EGU21-11911, updated on 28 Apr 2021
EGU General Assembly 2021
© Author(s) 2021. This work is distributed under
the Creative Commons Attribution 4.0 License.

The paradox of increasing long-term carbon sequestration in lake ecosystems despite reoligotrophication : the case of four large French perialpine lakes

Julie Rotschi1, Isabelle Domaizon1, Irene Gregory-Eaves2, Andrea Lami3, Cécilia Barouillet1, David Etienne1, Erwan Messager4, and Jean-Philippe Jenny1
Julie Rotschi et al.
  • 1CARRTEL, UMR42, Institut National de Recherche pour l'Agriculture, l'Alimentation et l'Environnement (INRAE), Université Savoie Mont Blanc, 74203 Thonon-les-Bains, France
  • 2Department of Biology, McGill University, Montréal, QC H3A 1B1, Canada
  • 3ISE-CNR Institute of Ecosystem Study, 50 Largo Tonolli, 28922 Verbania Pallanza, Italy
  • 4EDYTEM, UMR 5204 CNRS, Université Savoie Mont Blanc, Pôle Montagne, 73376, Le Bourget du Lac, France

Although lakes only represent a small fraction of the surface of the earth, a growing number of studies have shown that they play a critical role in the global carbon cycle ([i],[ii],[iii]), mediating carbon transfer from land to the atmosphere, and burying organic carbon in their sediments.
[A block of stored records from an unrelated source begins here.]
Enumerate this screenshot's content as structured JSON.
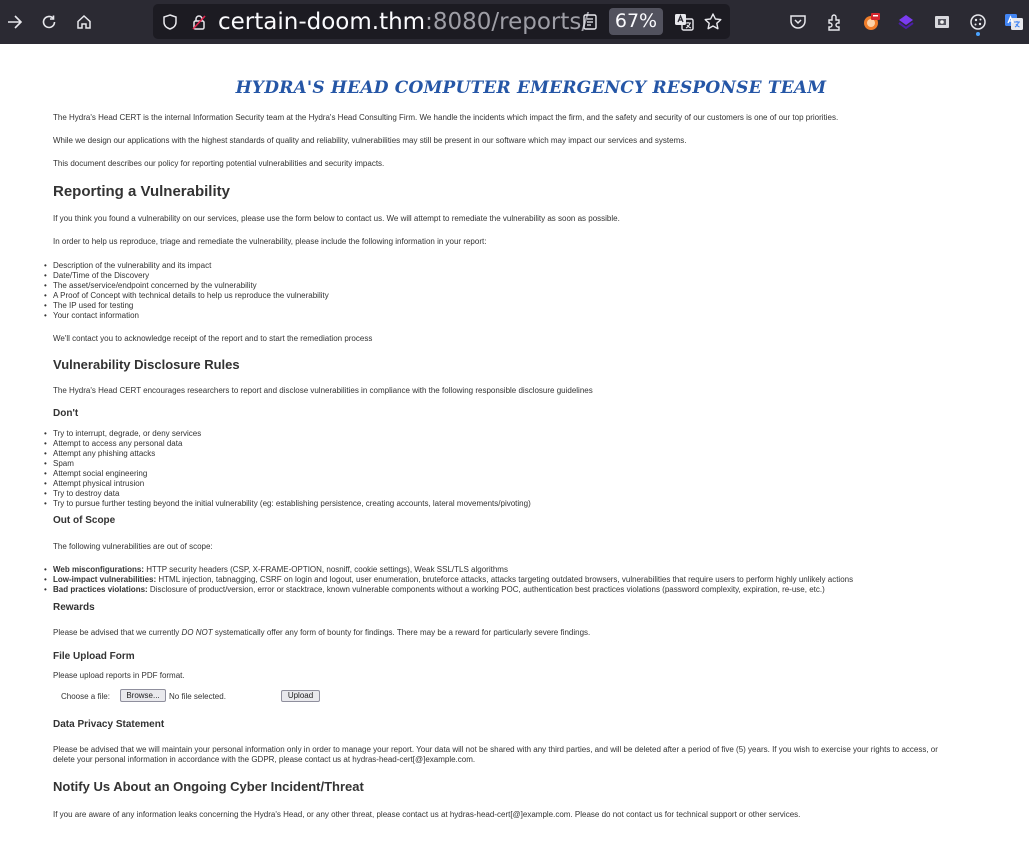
{
  "browser": {
    "url_host": "certain-doom.thm",
    "url_rest": ":8080/reports/",
    "zoom": "67%",
    "icons": [
      "back-arrow-icon",
      "reload-icon",
      "home-icon",
      "shield-icon",
      "lock-icon",
      "reader-view-icon",
      "translate-icon",
      "bookmark-star-icon",
      "pocket-icon",
      "extensions-icon",
      "burp-extension-icon",
      "wappalyzer-extension-icon",
      "extension-icon",
      "cookie-extension-icon",
      "translate-extension-icon"
    ]
  },
  "page": {
    "title": "HYDRA'S HEAD COMPUTER EMERGENCY RESPONSE TEAM",
    "intro": [
      "The Hydra's Head CERT is the internal Information Security team at the Hydra's Head Consulting Firm. We handle the incidents which impact the firm, and the safety and security of our customers is one of our top priorities.",
      "While we design our applications with the highest standards of quality and reliability, vulnerabilities may still be present in our software which may impact our services and systems.",
      "This document describes our policy for reporting potential vulnerabilities and security impacts."
    ],
    "reporting": {
      "heading": "Reporting a Vulnerability",
      "p1": "If you think you found a vulnerability on our services, please use the form below to contact us. We will attempt to remediate the vulnerability as soon as possible.",
      "p2": "In order to help us reproduce, triage and remediate the vulnerability, please include the following information in your report:",
      "items": [
        "Description of the vulnerability and its impact",
        "Date/Time of the Discovery",
        "The asset/service/endpoint concerned by the vulnerability",
        "A Proof of Concept with technical details to help us reproduce the vulnerability",
        "The IP used for testing",
        "Your contact information"
      ],
      "p3": "We'll contact you to acknowledge receipt of the report and to start the remediation process"
    },
    "rules": {
      "heading": "Vulnerability Disclosure Rules",
      "p1": "The Hydra's Head CERT encourages researchers to report and disclose vulnerabilities in compliance with the following responsible disclosure guidelines",
      "dont_heading": "Don't",
      "dont_items": [
        "Try to interrupt, degrade, or deny services",
        "Attempt to access any personal data",
        "Attempt any phishing attacks",
        "Spam",
        "Attempt social engineering",
        "Attempt physical intrusion",
        "Try to destroy data",
        "Try to pursue further testing beyond the initial vulnerability (eg: establishing persistence, creating accounts, lateral movements/pivoting)"
      ]
    },
    "scope": {
      "heading": "Out of Scope",
      "p1": "The following vulnerabilities are out of scope:",
      "items": [
        {
          "label": "Web misconfigurations:",
          "text": " HTTP security headers (CSP, X-FRAME-OPTION, nosniff, cookie settings), Weak SSL/TLS algorithms"
        },
        {
          "label": "Low-impact vulnerabilities:",
          "text": " HTML injection, tabnagging, CSRF on login and logout, user enumeration, bruteforce attacks, attacks targeting outdated browsers, vulnerabilities that require users to perform highly unlikely actions"
        },
        {
          "label": "Bad practices violations:",
          "text": " Disclosure of product/version, error or stacktrace, known vulnerable components without a working POC, authentication best practices violations (password complexity, expiration, re-use, etc.)"
        }
      ]
    },
    "rewards": {
      "heading": "Rewards",
      "pre": "Please be advised that we currently ",
      "em": "DO NOT",
      "post": " systematically offer any form of bounty for findings. There may be a reward for particularly severe findings."
    },
    "upload": {
      "heading": "File Upload Form",
      "p1": "Please upload reports in PDF format.",
      "choose_label": "Choose a file:",
      "browse_label": "Browse...",
      "file_status": "No file selected.",
      "upload_label": "Upload"
    },
    "privacy": {
      "heading": "Data Privacy Statement",
      "line1": "Please be advised that we will maintain your personal information only in order to manage your report. Your data will not be shared with any third parties, and will be deleted after a period of five (5) years. If you wish to exercise your rights to access, or",
      "line2": "delete your personal information in accordance with the GDPR, please contact us at hydras-head-cert[@]example.com."
    },
    "notify": {
      "heading": "Notify Us About an Ongoing Cyber Incident/Threat",
      "p1": "If you are aware of any information leaks concerning the Hydra's Head, or any other threat, please contact us at hydras-head-cert[@]example.com. Please do not contact us for technical support or other services."
    }
  }
}
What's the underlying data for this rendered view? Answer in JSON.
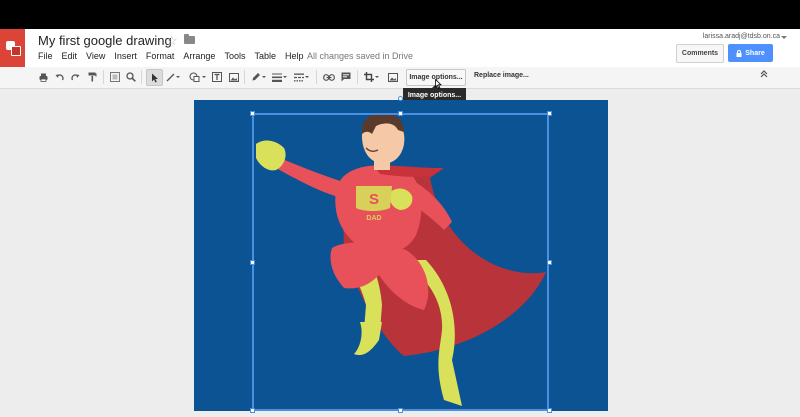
{
  "app": {
    "doc_title": "My first google drawing",
    "save_status": "All changes saved in Drive",
    "account_email": "larissa.aradj@tdsb.on.ca",
    "brand_color": "#db4437",
    "accent_color": "#4d90fe"
  },
  "menubar": {
    "items": [
      "File",
      "Edit",
      "View",
      "Insert",
      "Format",
      "Arrange",
      "Tools",
      "Table",
      "Help"
    ]
  },
  "header_buttons": {
    "comments": "Comments",
    "share": "Share"
  },
  "toolbar": {
    "icons": [
      "print-icon",
      "undo-icon",
      "redo-icon",
      "paint-format-icon",
      "zoom-fit-icon",
      "zoom-icon",
      "select-icon",
      "line-icon",
      "shape-icon",
      "text-box-icon",
      "image-icon",
      "border-color-icon",
      "border-weight-icon",
      "border-dash-icon",
      "link-icon",
      "comment-icon",
      "crop-icon",
      "replace-image-icon",
      "collapse-icon"
    ],
    "image_options_label": "Image options...",
    "replace_image_label": "Replace image...",
    "tooltip": "Image options..."
  },
  "canvas": {
    "background": "#0b5393",
    "image_description_icon": "superhero-illustration",
    "emblem_letter": "S",
    "emblem_text": "DAD"
  }
}
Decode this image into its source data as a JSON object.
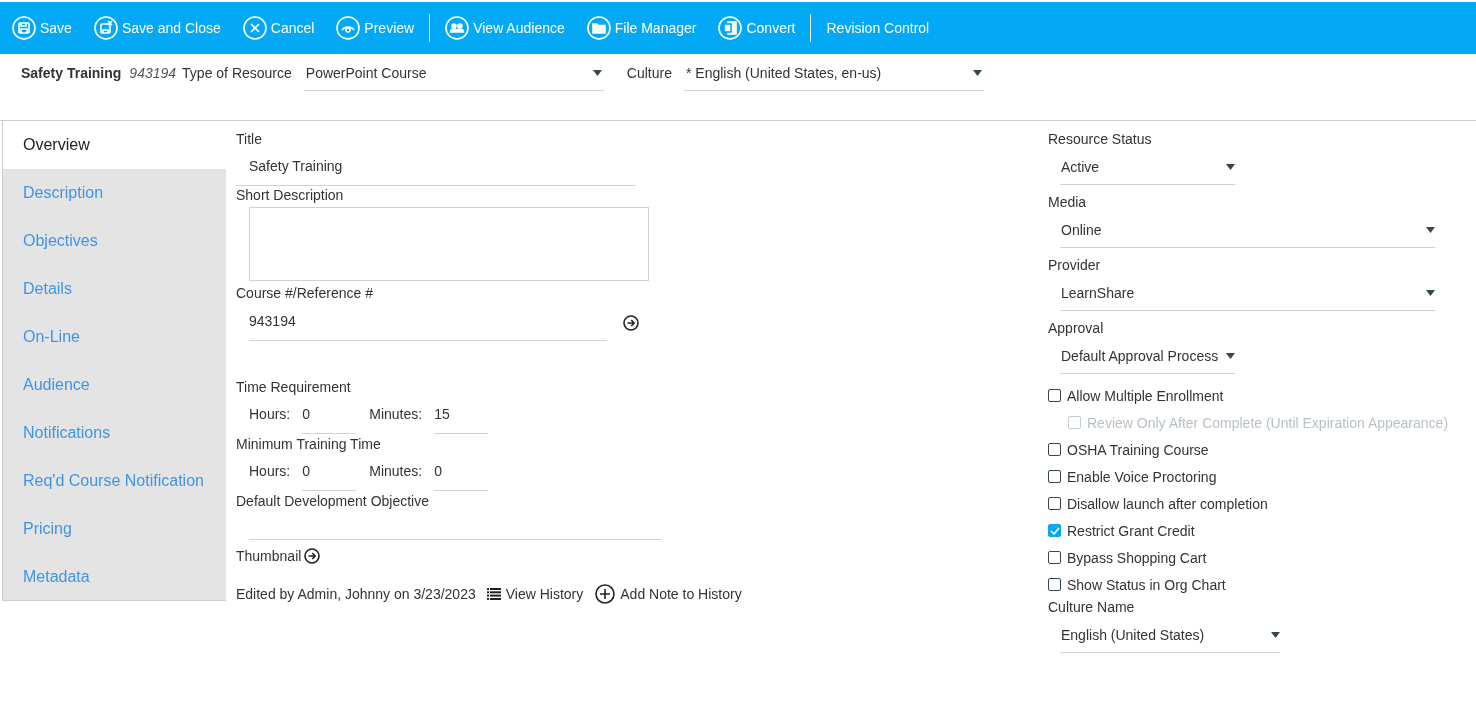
{
  "toolbar": [
    {
      "kind": "button",
      "label": "Save"
    },
    {
      "kind": "button",
      "label": "Save and Close"
    },
    {
      "kind": "button",
      "label": "Cancel"
    },
    {
      "kind": "button",
      "label": "Preview"
    },
    {
      "kind": "separator"
    },
    {
      "kind": "button",
      "label": "View Audience"
    },
    {
      "kind": "button",
      "label": "File Manager"
    },
    {
      "kind": "button",
      "label": "Convert"
    },
    {
      "kind": "separator"
    },
    {
      "kind": "button",
      "label": "Revision Control"
    }
  ],
  "header": {
    "title": "Safety Training",
    "id": "943194",
    "type_label": "Type of Resource",
    "type_value": "PowerPoint Course",
    "culture_label": "Culture",
    "culture_value": "* English (United States, en-us)"
  },
  "sidebar": {
    "items": [
      {
        "label": "Overview",
        "selected": true
      },
      {
        "label": "Description",
        "selected": false
      },
      {
        "label": "Objectives",
        "selected": false
      },
      {
        "label": "Details",
        "selected": false
      },
      {
        "label": "On-Line",
        "selected": false
      },
      {
        "label": "Audience",
        "selected": false
      },
      {
        "label": "Notifications",
        "selected": false
      },
      {
        "label": "Req'd Course Notification",
        "selected": false
      },
      {
        "label": "Pricing",
        "selected": false
      },
      {
        "label": "Metadata",
        "selected": false
      }
    ]
  },
  "overview": {
    "title": {
      "label": "Title",
      "value": "Safety Training"
    },
    "short_description": {
      "label": "Short Description"
    },
    "course_number": {
      "label": "Course #/Reference #",
      "value": "943194"
    },
    "time_requirement": {
      "label": "Time Requirement",
      "hours_label": "Hours:",
      "hours": "0",
      "minutes_label": "Minutes:",
      "minutes": "15"
    },
    "minimum_training_time": {
      "label": "Minimum Training Time",
      "hours_label": "Hours:",
      "hours": "0",
      "minutes_label": "Minutes:",
      "minutes": "0"
    },
    "default_development_objective": {
      "label": "Default Development Objective"
    },
    "thumbnail": {
      "label": "Thumbnail"
    },
    "footer": {
      "edited": "Edited by Admin, Johnny on 3/23/2023",
      "view_history": "View History",
      "add_note": "Add Note to History"
    }
  },
  "settings": [
    {
      "kind": "select",
      "label": "Resource Status",
      "value": "Active"
    },
    {
      "kind": "select",
      "label": "Media",
      "value": "Online"
    },
    {
      "kind": "select",
      "label": "Provider",
      "value": "LearnShare"
    },
    {
      "kind": "select",
      "label": "Approval",
      "value": "Default Approval Process"
    },
    {
      "kind": "checkbox",
      "label": "Allow Multiple Enrollment",
      "checked": false,
      "disabled": false,
      "children": [
        {
          "kind": "checkbox",
          "label": "Review Only After Complete (Until Expiration Appearance)",
          "checked": false,
          "disabled": true
        }
      ]
    },
    {
      "kind": "checkbox",
      "label": "OSHA Training Course",
      "checked": false,
      "disabled": false
    },
    {
      "kind": "checkbox",
      "label": "Enable Voice Proctoring",
      "checked": false,
      "disabled": false
    },
    {
      "kind": "checkbox",
      "label": "Disallow launch after completion",
      "checked": false,
      "disabled": false
    },
    {
      "kind": "checkbox",
      "label": "Restrict Grant Credit",
      "checked": true,
      "disabled": false
    },
    {
      "kind": "checkbox",
      "label": "Bypass Shopping Cart",
      "checked": false,
      "disabled": false
    },
    {
      "kind": "checkbox",
      "label": "Show Status in Org Chart",
      "checked": false,
      "disabled": false
    },
    {
      "kind": "select",
      "label": "Culture Name",
      "value": "English (United States)"
    }
  ]
}
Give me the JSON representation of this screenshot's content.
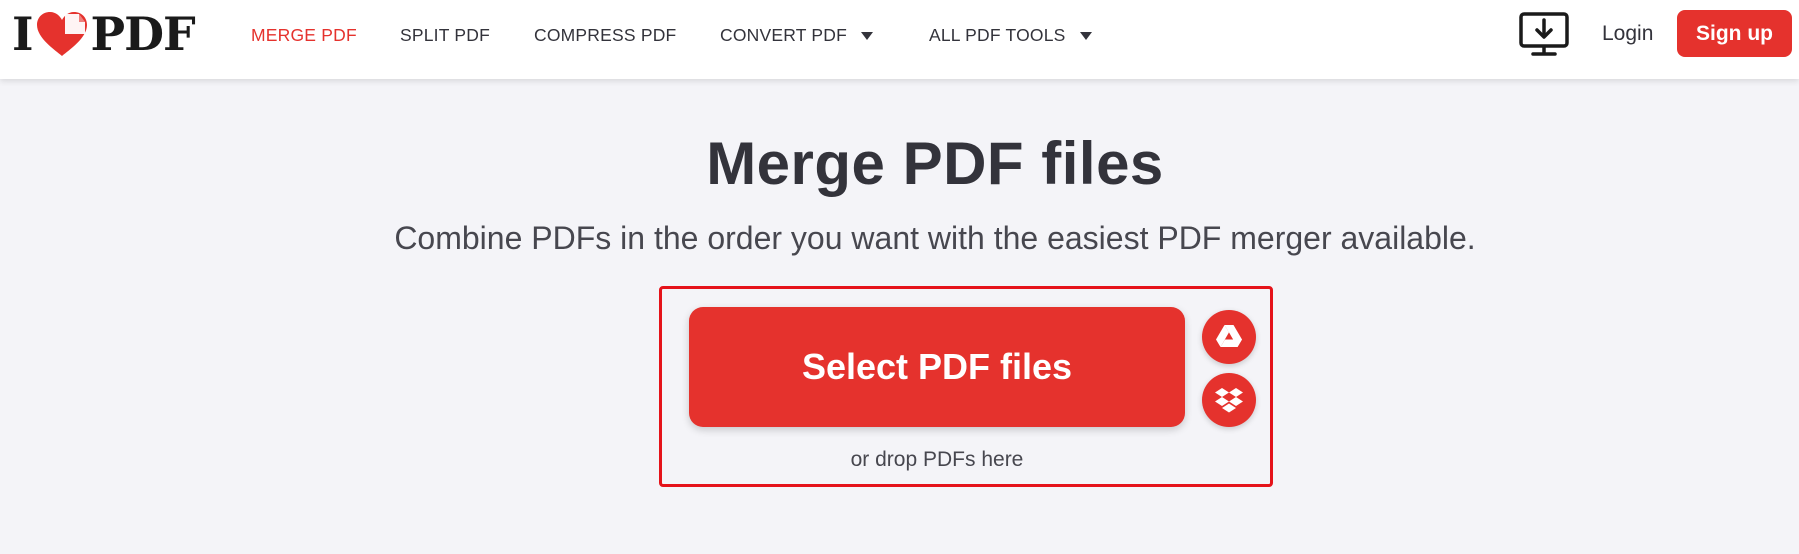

The magnitude and temporal variability of carbon burial is, however, poorly constrained, and the degree to which lake productivity has influenced lake carbon cycling has not been systematically assessed ([iv]). Here, trends in total organic carbon (TOC) sequestration and primary production are reconstructed from sediment records for the last 300 years in four perialpine deep lakes. We rely on High Performance Liquid Chromatography (HPLC) and geochemical proxies to investigate changes in algal communities. Then, we evaluate the temporal contribution of algal assemblages to the variability of lake primary production, as well as the potential effects on carbon sequestration magnitude. Other contributors to carbon sequestration derived from the IPER RETRO project (2009-2013) are also investigated, such as past oxygen conditions, lake thermal structure or allochthonous supplies of carbon. Our results suggest that despite reoligotrophication of all lakes (e.g., decrease in dissolved phosphorus concentration in water column and relative restoration of diatoms communities ([v])) over the last 3 decades, TOC in lakes sediments is still increasing in the sediment. The study of algal pigments suggests that changes in algal assemblages and oxygen conditions could be responsible of this persistent increase in carbon burial. Future development (e.g., DNA analysis) should provide more detail on algal communities to validate these results.

[i] J. J. Cole et al., ‘Plumbing the Global Carbon Cycle: Integrating Inland Waters into the Terrestrial Carbon Budget’, Ecosystems 10, no. 1 (May 2007): 172–85,

[ii] Tom J. Battin et al., ‘Biophysical Controls on Organic Carbon Fluxes in Fluvial Networks’, Nature Geoscience 1, no. 2 (February 2008): 95–100,

[iii] Lars J. Tranvik et al., ‘Lakes and Reservoirs as Regulators of Carbon Cycling and Climate’, Limnology and Oceanography 54, no. 6part2 (November 2009): 2298–2314,

[iv] N. J. Anderson et al., ‘Anthropogenic Alteration of Nutrient Supply Increases the Global Freshwater Carbon Sink’, Science Advances 6, no. 16 (April 2020): eaaw2145,

[v] Vincent Berthon et al., ‘Trophic History of French Sub-Alpine Lakes over the Last 150 Years: Phosphorus Reconstruction and Assessment of Taphonomic Biases’, Journal of Limnology 72, no. 3 (September 2013): 34,

How to cite: Rotschi, J., Domaizon, I., Gregory-Eaves, I., Lami, A., Barouillet, C., Etienne, D., Messager, E., and Jenny, J.-P.: The paradox of increasing long-term carbon sequestration in lake ecosystems despite reoligotrophication : the case of four large French perialpine lakes, EGU General Assembly 2021, online, 19–30 Apr 2021, EGU21-11911,, 2021.